### ACTIVITY
Retype the full set of records. Keep every character identical.

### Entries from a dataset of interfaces

------------------------------------

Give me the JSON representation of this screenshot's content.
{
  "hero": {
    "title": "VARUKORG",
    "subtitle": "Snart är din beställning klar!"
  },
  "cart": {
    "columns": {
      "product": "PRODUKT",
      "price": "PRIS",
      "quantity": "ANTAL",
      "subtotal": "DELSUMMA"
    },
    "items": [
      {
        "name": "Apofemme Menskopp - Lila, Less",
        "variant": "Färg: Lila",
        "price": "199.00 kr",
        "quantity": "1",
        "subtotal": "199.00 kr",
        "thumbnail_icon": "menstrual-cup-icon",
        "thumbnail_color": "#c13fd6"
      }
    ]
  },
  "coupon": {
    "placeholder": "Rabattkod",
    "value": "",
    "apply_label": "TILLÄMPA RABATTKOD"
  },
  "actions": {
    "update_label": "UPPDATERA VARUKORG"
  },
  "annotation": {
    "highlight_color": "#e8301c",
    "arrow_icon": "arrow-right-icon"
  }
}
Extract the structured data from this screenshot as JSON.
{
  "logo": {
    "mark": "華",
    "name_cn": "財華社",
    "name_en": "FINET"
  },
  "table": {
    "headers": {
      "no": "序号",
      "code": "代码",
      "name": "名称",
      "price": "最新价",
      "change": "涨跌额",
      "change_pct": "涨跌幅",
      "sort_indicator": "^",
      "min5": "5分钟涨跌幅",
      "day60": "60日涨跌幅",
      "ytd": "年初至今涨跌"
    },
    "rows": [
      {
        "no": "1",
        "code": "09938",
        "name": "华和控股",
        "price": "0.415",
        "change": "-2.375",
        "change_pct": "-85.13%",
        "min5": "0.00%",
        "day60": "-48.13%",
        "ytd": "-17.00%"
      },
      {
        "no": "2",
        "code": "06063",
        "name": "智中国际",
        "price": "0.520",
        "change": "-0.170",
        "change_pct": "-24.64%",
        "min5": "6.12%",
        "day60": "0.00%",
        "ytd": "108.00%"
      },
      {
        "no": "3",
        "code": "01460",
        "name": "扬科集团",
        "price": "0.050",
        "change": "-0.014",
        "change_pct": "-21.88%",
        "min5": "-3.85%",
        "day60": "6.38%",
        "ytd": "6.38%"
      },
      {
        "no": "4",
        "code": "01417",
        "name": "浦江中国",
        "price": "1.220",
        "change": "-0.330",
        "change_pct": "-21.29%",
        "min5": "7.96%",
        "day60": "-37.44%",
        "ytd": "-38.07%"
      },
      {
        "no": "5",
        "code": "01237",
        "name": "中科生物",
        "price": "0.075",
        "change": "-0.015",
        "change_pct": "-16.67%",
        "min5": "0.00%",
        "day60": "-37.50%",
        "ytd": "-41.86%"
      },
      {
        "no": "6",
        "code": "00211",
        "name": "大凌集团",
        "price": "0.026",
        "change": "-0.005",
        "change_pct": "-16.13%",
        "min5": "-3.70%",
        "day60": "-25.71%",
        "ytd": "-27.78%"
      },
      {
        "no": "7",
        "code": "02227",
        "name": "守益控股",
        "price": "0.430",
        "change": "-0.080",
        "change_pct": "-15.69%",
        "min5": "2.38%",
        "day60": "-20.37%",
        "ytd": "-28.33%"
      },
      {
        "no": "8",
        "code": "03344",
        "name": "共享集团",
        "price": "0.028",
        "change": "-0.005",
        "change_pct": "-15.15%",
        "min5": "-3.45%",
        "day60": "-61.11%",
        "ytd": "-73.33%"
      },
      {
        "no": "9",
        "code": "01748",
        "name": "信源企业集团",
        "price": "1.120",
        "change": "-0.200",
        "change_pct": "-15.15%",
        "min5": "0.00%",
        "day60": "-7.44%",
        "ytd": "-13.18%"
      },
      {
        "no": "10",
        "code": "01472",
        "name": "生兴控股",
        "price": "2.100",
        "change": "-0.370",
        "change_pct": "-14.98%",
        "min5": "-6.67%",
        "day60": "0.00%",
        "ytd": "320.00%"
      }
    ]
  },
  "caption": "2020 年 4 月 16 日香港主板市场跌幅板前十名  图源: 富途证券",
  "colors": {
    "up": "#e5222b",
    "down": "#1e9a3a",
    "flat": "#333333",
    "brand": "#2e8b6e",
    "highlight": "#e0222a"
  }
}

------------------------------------

### TASK ANSWER
Give me the JSON representation of this screenshot's content.
{
  "hero": {
    "title": "VARUKORG",
    "subtitle": "Snart är din beställning klar!"
  },
  "cart": {
    "columns": {
      "product": "PRODUKT",
      "price": "PRIS",
      "quantity": "ANTAL",
      "subtotal": "DELSUMMA"
    },
    "items": [
      {
        "name": "Apofemme Menskopp - Lila, Less",
        "variant": "Färg: Lila",
        "price": "199.00 kr",
        "quantity": "1",
        "subtotal": "199.00 kr",
        "thumbnail_icon": "menstrual-cup-icon",
        "thumbnail_color": "#c13fd6"
      }
    ]
  },
  "coupon": {
    "placeholder": "Rabattkod",
    "value": "",
    "apply_label": "TILLÄMPA RABATTKOD"
  },
  "actions": {
    "update_label": "UPPDATERA VARUKORG"
  },
  "annotation": {
    "highlight_color": "#e8301c",
    "arrow_icon": "arrow-right-icon"
  }
}
Extract the structured data from this screenshot as JSON.
{
  "logo": {
    "mark": "華",
    "name_cn": "財華社",
    "name_en": "FINET"
  },
  "table": {
    "headers": {
      "no": "序号",
      "code": "代码",
      "name": "名称",
      "price": "最新价",
      "change": "涨跌额",
      "change_pct": "涨跌幅",
      "sort_indicator": "^",
      "min5": "5分钟涨跌幅",
      "day60": "60日涨跌幅",
      "ytd": "年初至今涨跌"
    },
    "rows": [
      {
        "no": "1",
        "code": "09938",
        "name": "华和控股",
        "price": "0.415",
        "change": "-2.375",
        "change_pct": "-85.13%",
        "min5": "0.00%",
        "day60": "-48.13%",
        "ytd": "-17.00%"
      },
      {
        "no": "2",
        "code": "06063",
        "name": "智中国际",
        "price": "0.520",
        "change": "-0.170",
        "change_pct": "-24.64%",
        "min5": "6.12%",
        "day60": "0.00%",
        "ytd": "108.00%"
      },
      {
        "no": "3",
        "code": "01460",
        "name": "扬科集团",
        "price": "0.050",
        "change": "-0.014",
        "change_pct": "-21.88%",
        "min5": "-3.85%",
        "day60": "6.38%",
        "ytd": "6.38%"
      },
      {
        "no": "4",
        "code": "01417",
        "name": "浦江中国",
        "price": "1.220",
        "change": "-0.330",
        "change_pct": "-21.29%",
        "min5": "7.96%",
        "day60": "-37.44%",
        "ytd": "-38.07%"
      },
      {
        "no": "5",
        "code": "01237",
        "name": "中科生物",
        "price": "0.075",
        "change": "-0.015",
        "change_pct": "-16.67%",
        "min5": "0.00%",
        "day60": "-37.50%",
        "ytd": "-41.86%"
      },
      {
        "no": "6",
        "code": "00211",
        "name": "大凌集团",
        "price": "0.026",
        "change": "-0.005",
        "change_pct": "-16.13%",
        "min5": "-3.70%",
        "day60": "-25.71%",
        "ytd": "-27.78%"
      },
      {
        "no": "7",
        "code": "02227",
        "name": "守益控股",
        "price": "0.430",
        "change": "-0.080",
        "change_pct": "-15.69%",
        "min5": "2.38%",
        "day60": "-20.37%",
        "ytd": "-28.33%"
      },
      {
        "no": "8",
        "code": "03344",
        "name": "共享集团",
        "price": "0.028",
        "change": "-0.005",
        "change_pct": "-15.15%",
        "min5": "-3.45%",
        "day60": "-61.11%",
        "ytd": "-73.33%"
      },
      {
        "no": "9",
        "code": "01748",
        "name": "信源企业集团",
        "price": "1.120",
        "change": "-0.200",
        "change_pct": "-15.15%",
        "min5": "0.00%",
        "day60": "-7.44%",
        "ytd": "-13.18%"
      },
      {
        "no": "10",
        "code": "01472",
        "name": "生兴控股",
        "price": "2.100",
        "change": "-0.370",
        "change_pct": "-14.98%",
        "min5": "-6.67%",
        "day60": "0.00%",
        "ytd": "320.00%"
      }
    ]
  },
  "caption": "2020 年 4 月 16 日香港主板市场跌幅板前十名  图源: 富途证券",
  "colors": {
    "up": "#e5222b",
    "down": "#1e9a3a",
    "flat": "#333333",
    "brand": "#2e8b6e",
    "highlight": "#e0222a"
  }
}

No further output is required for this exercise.